By Michael Holden
LONDON (Reuters) - Britain's public broadcaster, reeling from revelations that one of its former stars was a pedophile, was struggling to contain damage on Saturday after a flagship news program aired a mistaken allegation that an ex-politician sexually abused children.
The BBC had already issued a full apology on Friday, but on Saturday its director general had to admit under questioning from his own journalists that he had not known in advance about the Newsnight report, weeks after being accused of being too hands-off over the previous scandal on the same program.
"In retrospect I wish this had been brought to my attention," said George Entwistle, who is also the BBC's editor-in-chief, adding that he should not be expected to be familiar with the BBC's entire news output.
Entwistle, in the job for only two months, said he would not resign. But criticism was growing that a 90-year-old institution affectionately known as "Auntie" was systematically incapable of addressing its failings.

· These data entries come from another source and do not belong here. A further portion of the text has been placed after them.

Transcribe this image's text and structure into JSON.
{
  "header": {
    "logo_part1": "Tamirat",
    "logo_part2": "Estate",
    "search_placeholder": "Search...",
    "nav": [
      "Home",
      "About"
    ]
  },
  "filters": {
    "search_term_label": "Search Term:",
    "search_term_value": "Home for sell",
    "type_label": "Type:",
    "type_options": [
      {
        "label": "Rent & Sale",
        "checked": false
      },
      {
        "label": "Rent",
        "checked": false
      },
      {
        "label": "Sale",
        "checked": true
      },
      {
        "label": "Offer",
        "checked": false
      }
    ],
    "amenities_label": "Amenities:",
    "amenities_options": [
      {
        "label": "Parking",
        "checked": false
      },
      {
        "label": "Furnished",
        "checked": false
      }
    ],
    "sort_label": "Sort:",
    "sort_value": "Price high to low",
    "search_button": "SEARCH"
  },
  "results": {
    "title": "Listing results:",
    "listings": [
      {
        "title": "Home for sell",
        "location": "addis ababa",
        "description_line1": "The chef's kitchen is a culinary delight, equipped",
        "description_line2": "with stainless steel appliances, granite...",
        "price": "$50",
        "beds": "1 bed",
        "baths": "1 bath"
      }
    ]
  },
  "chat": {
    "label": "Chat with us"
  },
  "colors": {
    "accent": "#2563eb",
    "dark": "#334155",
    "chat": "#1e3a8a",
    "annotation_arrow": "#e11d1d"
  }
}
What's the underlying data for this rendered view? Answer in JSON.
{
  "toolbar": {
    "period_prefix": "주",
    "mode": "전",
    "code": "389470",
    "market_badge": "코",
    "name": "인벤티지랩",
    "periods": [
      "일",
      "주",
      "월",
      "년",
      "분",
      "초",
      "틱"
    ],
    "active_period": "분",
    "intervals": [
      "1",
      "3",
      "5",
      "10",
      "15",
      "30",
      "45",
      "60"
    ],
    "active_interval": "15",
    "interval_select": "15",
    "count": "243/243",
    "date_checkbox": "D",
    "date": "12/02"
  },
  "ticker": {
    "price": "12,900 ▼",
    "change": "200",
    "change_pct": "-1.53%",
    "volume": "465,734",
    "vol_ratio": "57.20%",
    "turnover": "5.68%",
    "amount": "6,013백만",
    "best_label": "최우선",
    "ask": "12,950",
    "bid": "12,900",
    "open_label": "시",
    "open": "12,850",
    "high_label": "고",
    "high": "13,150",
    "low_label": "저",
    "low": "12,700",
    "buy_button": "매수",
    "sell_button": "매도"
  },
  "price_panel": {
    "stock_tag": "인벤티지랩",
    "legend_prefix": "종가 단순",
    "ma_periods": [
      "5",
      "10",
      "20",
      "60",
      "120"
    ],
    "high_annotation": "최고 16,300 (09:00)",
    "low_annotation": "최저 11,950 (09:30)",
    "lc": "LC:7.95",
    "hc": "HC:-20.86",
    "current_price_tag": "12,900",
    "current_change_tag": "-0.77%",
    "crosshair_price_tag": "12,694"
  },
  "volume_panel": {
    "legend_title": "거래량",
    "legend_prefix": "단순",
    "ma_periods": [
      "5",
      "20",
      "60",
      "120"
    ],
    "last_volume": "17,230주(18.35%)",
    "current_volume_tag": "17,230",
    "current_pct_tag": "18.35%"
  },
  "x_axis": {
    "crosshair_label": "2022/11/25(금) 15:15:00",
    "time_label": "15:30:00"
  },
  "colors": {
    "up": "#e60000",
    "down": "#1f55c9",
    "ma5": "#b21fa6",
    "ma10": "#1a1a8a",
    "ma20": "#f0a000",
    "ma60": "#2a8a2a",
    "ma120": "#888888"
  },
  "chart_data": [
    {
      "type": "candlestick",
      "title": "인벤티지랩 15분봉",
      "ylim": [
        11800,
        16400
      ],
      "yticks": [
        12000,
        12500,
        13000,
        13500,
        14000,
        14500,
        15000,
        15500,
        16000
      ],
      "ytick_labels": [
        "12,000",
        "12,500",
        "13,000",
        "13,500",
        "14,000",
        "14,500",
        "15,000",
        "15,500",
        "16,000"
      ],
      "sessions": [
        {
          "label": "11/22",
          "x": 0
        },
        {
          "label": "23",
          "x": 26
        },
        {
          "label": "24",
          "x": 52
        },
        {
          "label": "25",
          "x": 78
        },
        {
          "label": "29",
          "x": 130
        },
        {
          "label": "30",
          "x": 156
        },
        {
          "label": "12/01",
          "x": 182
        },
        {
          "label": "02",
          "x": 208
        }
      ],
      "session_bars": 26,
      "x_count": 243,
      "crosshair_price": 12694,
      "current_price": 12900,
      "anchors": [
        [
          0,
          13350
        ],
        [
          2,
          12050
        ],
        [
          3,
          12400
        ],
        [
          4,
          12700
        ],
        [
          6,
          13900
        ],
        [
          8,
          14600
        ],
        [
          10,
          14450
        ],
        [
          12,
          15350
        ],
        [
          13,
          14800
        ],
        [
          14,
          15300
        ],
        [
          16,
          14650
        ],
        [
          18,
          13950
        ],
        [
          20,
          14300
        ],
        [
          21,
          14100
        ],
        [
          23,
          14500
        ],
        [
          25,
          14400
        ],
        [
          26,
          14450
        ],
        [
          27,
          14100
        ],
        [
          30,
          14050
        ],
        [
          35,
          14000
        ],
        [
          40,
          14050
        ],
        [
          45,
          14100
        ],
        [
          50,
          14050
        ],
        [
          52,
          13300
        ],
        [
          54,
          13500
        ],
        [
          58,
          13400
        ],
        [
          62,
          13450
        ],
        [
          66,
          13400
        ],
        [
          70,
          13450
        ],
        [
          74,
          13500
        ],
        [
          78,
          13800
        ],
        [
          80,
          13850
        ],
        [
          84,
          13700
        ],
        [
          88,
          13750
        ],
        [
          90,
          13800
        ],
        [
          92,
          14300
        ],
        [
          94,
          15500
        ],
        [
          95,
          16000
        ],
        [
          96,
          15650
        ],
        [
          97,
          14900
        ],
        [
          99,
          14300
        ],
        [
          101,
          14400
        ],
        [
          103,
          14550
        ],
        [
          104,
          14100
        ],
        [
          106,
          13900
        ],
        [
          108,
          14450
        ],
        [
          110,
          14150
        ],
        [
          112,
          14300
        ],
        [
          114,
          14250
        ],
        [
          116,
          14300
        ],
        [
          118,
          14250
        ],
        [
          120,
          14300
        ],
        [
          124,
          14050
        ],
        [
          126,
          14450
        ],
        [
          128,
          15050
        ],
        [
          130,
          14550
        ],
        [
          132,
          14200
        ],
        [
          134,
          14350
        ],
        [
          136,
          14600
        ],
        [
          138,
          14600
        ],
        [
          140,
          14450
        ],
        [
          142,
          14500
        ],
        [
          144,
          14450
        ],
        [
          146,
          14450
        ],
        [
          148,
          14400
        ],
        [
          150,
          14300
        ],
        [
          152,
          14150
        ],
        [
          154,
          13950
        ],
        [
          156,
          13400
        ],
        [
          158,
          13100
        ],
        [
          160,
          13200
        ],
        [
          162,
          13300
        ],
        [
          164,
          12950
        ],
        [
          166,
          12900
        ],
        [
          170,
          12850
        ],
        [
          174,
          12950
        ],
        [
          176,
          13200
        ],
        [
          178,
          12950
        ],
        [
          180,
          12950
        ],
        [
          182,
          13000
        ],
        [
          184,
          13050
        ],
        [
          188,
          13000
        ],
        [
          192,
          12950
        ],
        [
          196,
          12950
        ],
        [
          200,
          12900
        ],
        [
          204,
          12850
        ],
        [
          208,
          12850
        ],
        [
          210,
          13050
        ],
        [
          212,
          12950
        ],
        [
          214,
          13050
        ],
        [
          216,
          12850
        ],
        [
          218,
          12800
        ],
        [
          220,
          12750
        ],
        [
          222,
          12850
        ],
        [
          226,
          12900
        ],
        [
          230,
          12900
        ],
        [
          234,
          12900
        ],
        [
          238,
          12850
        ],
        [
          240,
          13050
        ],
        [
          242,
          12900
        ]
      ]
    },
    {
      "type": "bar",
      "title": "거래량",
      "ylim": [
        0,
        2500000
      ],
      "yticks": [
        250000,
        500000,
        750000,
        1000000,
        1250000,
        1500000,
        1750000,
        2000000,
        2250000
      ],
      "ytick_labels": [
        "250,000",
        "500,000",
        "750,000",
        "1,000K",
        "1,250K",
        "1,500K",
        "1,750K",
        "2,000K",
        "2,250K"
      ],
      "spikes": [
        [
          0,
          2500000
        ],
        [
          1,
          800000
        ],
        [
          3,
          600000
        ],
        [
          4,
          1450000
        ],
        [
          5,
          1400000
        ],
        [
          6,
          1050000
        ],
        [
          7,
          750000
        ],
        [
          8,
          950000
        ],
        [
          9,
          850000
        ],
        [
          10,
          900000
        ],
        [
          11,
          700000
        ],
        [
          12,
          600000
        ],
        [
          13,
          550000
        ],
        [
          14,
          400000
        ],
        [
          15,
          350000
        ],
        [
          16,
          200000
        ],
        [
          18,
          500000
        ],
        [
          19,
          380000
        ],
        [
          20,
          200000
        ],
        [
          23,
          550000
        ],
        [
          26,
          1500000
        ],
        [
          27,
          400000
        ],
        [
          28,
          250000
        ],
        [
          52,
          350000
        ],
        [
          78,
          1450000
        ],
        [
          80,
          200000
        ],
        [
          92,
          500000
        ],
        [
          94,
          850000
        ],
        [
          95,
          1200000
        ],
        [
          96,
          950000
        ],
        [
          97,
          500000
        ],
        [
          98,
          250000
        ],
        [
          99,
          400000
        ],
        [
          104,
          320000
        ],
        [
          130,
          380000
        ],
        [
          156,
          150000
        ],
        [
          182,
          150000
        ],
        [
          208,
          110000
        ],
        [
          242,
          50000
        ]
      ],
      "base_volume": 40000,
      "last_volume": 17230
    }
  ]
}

"I listened to the director general with increasing disbelief," John Whittingdale, chairman of parliament's powerful media committee, told Reuters. "The level of failure of management at every level within the BBC, up to and including the director general, is just extraordinary."
The BBC and its bosses have been under huge pressure since a rival broadcaster revealed last month that the late Jimmy Savile, one of the most recognizable personalities on British television in the 1970s and 80s, was a prolific sex offender.
Suggestions have surfaced of a pedophile ring inside the broadcaster at the time and a BBC cover-up. To complicate matters for Entwistle, Newsnight pulled a planned expose of Savile shortly after his death last year, and the BBC went ahead with tribute shows. Continued...